A new survey shows that almost two-thirds of executives rarely meet to discuss home care and only 38% say their organization performs “very well” when it comes to supporting members in using home care services.
Poor communication and coordination among various stakeholders, delayed services, and lower member satisfaction are just some of the challenges facing health plans’ implementation of home care.
The survey, released by Integrated Home Care Services (IHCS) and Sage Growth Partners, included responses from 47 health plan leaders. Some of the findings left IHCS leaders puzzled.
“Some 72% of respondents say strategic drivers are the main reason they are starting care to move into the home, but two-thirds say they rarely meet and discuss these cares,” said Paul Pinault, chief development and analytics officer at IHCS, for Home Health News. “These two are almost diametrically opposed to each other. There’s a break there that really left us scratching our heads.”
Integrated Home Care Services provides home care to more than 2.2 million patients through partnerships with health plans and risk-bearing provider organizations.
The company is an independent home care benefits administrator that offers a value-based home care model to managed care organizations.
While Pino is encouraged that health plan executives are recognizing the growing demand for home care, there is still much to do when it comes to devoting time and resources to home care.
Over the past five years, 91% of health plan executives in the survey said the use of home care services has increased.
However, the majority (60%) said they supported members’ use of home care “fairly well”.
If those executives know there is a demand, it will be a more appropriate conversation, Pino continued. About the same number of executives, nearly two-thirds, said they rarely talk about home care.
“You would predict that if they rarely meet to talk about it, they probably don’t have an opinion when it comes to home care,” Pinault said. “But they know it’s a problem, it just hasn’t been a focus.”
Pino believes the COVID-19 pandemic has something to do with it. Health plan executives have been so focused and engaged in some of the institutional components of care that home care has not been a priority, he said.
Health plan executives also acknowledged that home care costs have increased: 96 percent of respondents indicated that home care costs have increased in the past five years. Of those, over 25% said spending had increased by more than 10%.
This trend may continue for the next few years.
“There’s an understanding in health care right now that you can only squeeze out so much,” Pinault said. “You won’t get a significant profit from over-squeezing the lowest-cost provider. If you look at any utilization-driven trend and you start looking at the total cost per patient, and when you compare home care to a SNF, the SNF typically has a 200 percent reimbursement rate, on average, per patient, than home care would.”
Home health and home care should see slight jumps in spending, Pino said, especially when it comes to managed care.

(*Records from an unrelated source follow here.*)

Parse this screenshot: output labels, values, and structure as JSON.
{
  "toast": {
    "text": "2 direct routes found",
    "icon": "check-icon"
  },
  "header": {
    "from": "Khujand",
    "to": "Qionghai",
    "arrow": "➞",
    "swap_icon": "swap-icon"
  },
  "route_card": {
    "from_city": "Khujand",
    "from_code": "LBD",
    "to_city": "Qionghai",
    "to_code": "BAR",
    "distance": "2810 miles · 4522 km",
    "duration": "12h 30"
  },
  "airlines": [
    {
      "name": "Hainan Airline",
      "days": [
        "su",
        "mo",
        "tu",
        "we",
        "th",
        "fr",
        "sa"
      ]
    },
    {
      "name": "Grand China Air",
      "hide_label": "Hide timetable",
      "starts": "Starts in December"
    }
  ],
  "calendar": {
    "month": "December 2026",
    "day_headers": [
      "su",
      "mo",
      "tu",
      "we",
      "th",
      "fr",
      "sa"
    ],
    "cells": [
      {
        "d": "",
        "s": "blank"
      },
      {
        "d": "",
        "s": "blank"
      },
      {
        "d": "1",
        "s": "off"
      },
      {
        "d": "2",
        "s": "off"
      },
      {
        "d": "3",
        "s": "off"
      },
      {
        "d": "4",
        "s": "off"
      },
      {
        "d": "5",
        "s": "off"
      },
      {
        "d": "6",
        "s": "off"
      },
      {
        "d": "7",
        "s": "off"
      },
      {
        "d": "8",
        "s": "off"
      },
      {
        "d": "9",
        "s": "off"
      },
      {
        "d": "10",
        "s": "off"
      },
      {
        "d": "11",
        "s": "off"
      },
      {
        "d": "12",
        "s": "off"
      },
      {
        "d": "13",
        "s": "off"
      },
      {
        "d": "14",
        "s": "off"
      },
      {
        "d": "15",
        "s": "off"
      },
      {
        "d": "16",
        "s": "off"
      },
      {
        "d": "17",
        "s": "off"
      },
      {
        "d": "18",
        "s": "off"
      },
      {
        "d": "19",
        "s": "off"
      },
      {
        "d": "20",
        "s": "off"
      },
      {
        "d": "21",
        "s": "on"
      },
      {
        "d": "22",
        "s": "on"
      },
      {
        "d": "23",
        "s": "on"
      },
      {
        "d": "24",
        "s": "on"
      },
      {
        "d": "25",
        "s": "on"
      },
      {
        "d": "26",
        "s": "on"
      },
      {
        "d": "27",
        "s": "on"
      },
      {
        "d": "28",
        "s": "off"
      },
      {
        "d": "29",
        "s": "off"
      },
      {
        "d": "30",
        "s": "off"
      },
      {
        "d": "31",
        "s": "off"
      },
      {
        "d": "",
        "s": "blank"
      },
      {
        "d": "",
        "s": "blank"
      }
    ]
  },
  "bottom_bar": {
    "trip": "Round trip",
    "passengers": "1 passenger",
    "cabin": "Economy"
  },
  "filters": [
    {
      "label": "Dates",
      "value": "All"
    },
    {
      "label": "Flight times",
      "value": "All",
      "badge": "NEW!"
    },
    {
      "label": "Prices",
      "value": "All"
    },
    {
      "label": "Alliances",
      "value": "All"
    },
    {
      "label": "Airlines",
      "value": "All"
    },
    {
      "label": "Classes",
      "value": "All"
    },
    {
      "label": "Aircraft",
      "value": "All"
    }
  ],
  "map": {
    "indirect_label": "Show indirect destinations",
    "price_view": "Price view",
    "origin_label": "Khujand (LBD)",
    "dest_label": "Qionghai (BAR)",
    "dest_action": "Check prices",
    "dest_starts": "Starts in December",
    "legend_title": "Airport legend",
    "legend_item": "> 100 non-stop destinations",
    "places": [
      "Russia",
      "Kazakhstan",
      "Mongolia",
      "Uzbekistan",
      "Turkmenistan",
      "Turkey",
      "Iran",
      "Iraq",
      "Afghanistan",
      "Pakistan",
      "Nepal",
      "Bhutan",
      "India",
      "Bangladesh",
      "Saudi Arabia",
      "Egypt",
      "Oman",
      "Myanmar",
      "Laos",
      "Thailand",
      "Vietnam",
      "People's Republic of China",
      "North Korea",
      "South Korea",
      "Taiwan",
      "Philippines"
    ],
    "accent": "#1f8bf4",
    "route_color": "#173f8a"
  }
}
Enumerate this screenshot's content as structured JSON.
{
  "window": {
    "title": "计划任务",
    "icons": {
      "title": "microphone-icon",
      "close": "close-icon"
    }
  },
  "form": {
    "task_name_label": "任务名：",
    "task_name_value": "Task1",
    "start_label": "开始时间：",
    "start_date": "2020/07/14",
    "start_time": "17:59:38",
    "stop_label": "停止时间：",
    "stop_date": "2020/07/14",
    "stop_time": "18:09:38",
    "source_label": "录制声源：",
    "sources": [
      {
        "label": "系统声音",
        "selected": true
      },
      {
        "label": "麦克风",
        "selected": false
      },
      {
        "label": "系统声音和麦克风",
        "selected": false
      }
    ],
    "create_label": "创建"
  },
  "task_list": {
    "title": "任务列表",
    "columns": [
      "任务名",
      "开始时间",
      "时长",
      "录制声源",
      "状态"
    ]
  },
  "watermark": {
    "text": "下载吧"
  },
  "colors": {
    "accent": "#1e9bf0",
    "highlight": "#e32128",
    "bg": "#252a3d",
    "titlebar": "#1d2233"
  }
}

Home care strategy and optimization continue to be obstacles for these executives as well. Of the 47 executives surveyed, only 36% said they were “very experienced” in assessing the impact of home care on overall costs.
These results, while surprising in some ways, also held true for companies like IHCS, which can help bridge the gap between health plans and home care.
“The trends that we’re seeing, not only from a utilization perspective, but from a cost perspective, continue to rise,” Josh Holmes, senior vice president of business development at IHCS, told HHCN. “The opportunity for a home care benefit and administrator to collaborate with these populations on behalf of a health plan couldn’t be better.”